lsof man page
Lsof returns a one (1) if any error was detected, including the failure
to locate command names, file names, Internet addresses or files, login
names, NFS files, PIDs, PGIDs, or UIDs it was asked to list. If the -V
option is specified, lsof will indicate the search items it failed to
So that would suggest that your
lsof failed for some other reason clause would never be executed.
Have you tried just moving the file while your external process still has it open? If the destination directory is on the same filesystem, then there should be no problems with doing that unless you need to access it under the original path from a third process as the underlying inode will remain the same. Otherwise I think
mv will fail anyway.
If you really need to wait until your external process is finished with the file, you are better to use a command that blocks instead of repeatedly polling. On Linux, you can use
inotifywait for this. Eg:
inotifywait -e close_write /path/to/file
If you must use
lsof (maybe for portability), you could try something like:

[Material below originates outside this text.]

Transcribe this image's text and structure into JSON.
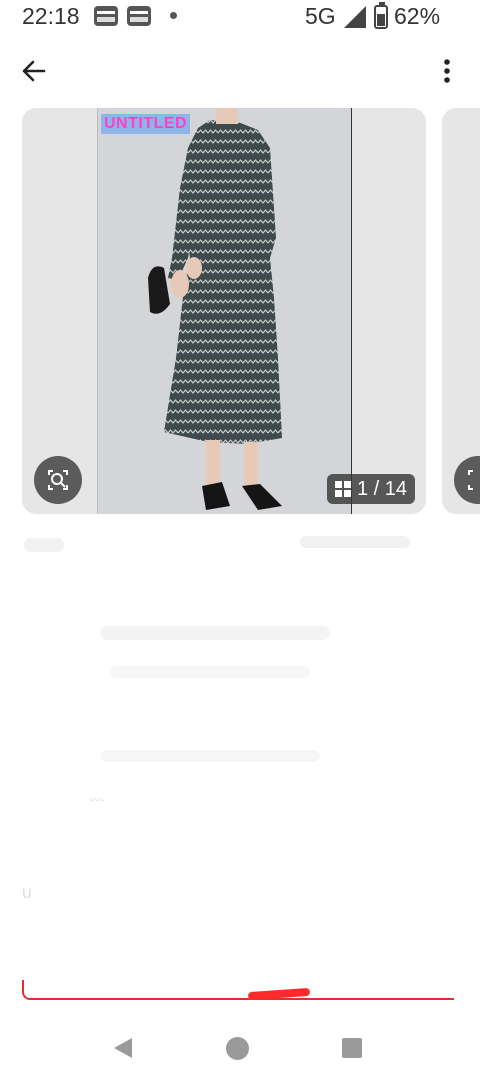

until err_str=$(lsof /path/to/file 2>&1 >/dev/null); do
if [ -n "$err_str" ]; then
# lsof printed an error string, file may or may not be open
echo "lsof: $err_str" >&2
# tricky to decide what to do here, you may want to retry a number of times,
# but for this example just break
# lsof returned 1 but didn't print an error string, assume the file is open
if [ -z "$err_str" ]; then
# file has been closed, move it
mv /path/to/file /destination/path
As noted by @JohnWHSmith below, the safest design would always use an
lsof loop as above as it is possible that more than one process would have the file open for writing (an example case may be a poorly written indexing daemon that opens files with the read/write flag when it should really be read only).
inotifywait can still be used instead of sleep though, just replace the sleep line with
inotifywait -e close /path/to/file.